Dataset rows for apps and sites
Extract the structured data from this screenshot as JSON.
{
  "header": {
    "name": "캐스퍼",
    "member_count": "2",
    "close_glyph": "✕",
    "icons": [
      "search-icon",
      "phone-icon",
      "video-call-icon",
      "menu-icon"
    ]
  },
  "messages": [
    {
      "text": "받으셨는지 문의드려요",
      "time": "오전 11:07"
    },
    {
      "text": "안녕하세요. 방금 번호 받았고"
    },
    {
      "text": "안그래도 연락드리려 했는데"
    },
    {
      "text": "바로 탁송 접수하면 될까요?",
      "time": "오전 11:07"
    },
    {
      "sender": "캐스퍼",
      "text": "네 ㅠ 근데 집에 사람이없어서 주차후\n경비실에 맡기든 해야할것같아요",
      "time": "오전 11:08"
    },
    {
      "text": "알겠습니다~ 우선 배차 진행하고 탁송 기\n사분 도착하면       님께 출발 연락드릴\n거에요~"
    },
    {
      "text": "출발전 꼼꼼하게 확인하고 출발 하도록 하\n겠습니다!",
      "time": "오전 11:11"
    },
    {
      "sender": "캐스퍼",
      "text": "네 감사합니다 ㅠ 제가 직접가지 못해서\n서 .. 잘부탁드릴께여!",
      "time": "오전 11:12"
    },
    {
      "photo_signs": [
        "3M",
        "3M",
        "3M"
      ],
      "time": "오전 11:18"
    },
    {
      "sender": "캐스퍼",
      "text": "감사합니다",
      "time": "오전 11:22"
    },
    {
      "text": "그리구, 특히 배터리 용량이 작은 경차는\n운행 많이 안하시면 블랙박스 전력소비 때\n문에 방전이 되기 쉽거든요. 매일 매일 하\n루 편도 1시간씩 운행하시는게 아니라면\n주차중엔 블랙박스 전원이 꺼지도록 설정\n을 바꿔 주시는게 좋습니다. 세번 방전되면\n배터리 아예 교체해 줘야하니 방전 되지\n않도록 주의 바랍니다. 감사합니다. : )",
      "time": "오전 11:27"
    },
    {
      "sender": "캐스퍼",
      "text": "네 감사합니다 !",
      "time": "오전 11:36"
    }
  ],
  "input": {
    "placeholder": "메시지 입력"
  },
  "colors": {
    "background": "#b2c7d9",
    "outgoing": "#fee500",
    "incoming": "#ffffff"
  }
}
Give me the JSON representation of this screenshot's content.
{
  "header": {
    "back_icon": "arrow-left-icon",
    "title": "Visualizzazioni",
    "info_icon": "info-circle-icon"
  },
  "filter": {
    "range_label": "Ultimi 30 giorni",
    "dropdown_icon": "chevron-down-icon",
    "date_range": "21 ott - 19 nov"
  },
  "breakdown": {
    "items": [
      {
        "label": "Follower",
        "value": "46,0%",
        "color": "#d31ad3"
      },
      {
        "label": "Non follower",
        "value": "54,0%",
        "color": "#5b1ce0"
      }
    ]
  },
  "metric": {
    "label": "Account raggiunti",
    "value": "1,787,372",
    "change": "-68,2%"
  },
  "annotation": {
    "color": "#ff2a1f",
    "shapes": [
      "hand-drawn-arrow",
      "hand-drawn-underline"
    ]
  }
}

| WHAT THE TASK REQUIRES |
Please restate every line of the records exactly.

| WRITTEN ANSWER |
Extract the structured data from this screenshot as JSON.
{
  "header": {
    "name": "캐스퍼",
    "member_count": "2",
    "close_glyph": "✕",
    "icons": [
      "search-icon",
      "phone-icon",
      "video-call-icon",
      "menu-icon"
    ]
  },
  "messages": [
    {
      "text": "받으셨는지 문의드려요",
      "time": "오전 11:07"
    },
    {
      "text": "안녕하세요. 방금 번호 받았고"
    },
    {
      "text": "안그래도 연락드리려 했는데"
    },
    {
      "text": "바로 탁송 접수하면 될까요?",
      "time": "오전 11:07"
    },
    {
      "sender": "캐스퍼",
      "text": "네 ㅠ 근데 집에 사람이없어서 주차후\n경비실에 맡기든 해야할것같아요",
      "time": "오전 11:08"
    },
    {
      "text": "알겠습니다~ 우선 배차 진행하고 탁송 기\n사분 도착하면       님께 출발 연락드릴\n거에요~"
    },
    {
      "text": "출발전 꼼꼼하게 확인하고 출발 하도록 하\n겠습니다!",
      "time": "오전 11:11"
    },
    {
      "sender": "캐스퍼",
      "text": "네 감사합니다 ㅠ 제가 직접가지 못해서\n서 .. 잘부탁드릴께여!",
      "time": "오전 11:12"
    },
    {
      "photo_signs": [
        "3M",
        "3M",
        "3M"
      ],
      "time": "오전 11:18"
    },
    {
      "sender": "캐스퍼",
      "text": "감사합니다",
      "time": "오전 11:22"
    },
    {
      "text": "그리구, 특히 배터리 용량이 작은 경차는\n운행 많이 안하시면 블랙박스 전력소비 때\n문에 방전이 되기 쉽거든요. 매일 매일 하\n루 편도 1시간씩 운행하시는게 아니라면\n주차중엔 블랙박스 전원이 꺼지도록 설정\n을 바꿔 주시는게 좋습니다. 세번 방전되면\n배터리 아예 교체해 줘야하니 방전 되지\n않도록 주의 바랍니다. 감사합니다. : )",
      "time": "오전 11:27"
    },
    {
      "sender": "캐스퍼",
      "text": "네 감사합니다 !",
      "time": "오전 11:36"
    }
  ],
  "input": {
    "placeholder": "메시지 입력"
  },
  "colors": {
    "background": "#b2c7d9",
    "outgoing": "#fee500",
    "incoming": "#ffffff"
  }
}
Give me the JSON representation of this screenshot's content.
{
  "header": {
    "back_icon": "arrow-left-icon",
    "title": "Visualizzazioni",
    "info_icon": "info-circle-icon"
  },
  "filter": {
    "range_label": "Ultimi 30 giorni",
    "dropdown_icon": "chevron-down-icon",
    "date_range": "21 ott - 19 nov"
  },
  "breakdown": {
    "items": [
      {
        "label": "Follower",
        "value": "46,0%",
        "color": "#d31ad3"
      },
      {
        "label": "Non follower",
        "value": "54,0%",
        "color": "#5b1ce0"
      }
    ]
  },
  "metric": {
    "label": "Account raggiunti",
    "value": "1,787,372",
    "change": "-68,2%"
  },
  "annotation": {
    "color": "#ff2a1f",
    "shapes": [
      "hand-drawn-arrow",
      "hand-drawn-underline"
    ]
  }
}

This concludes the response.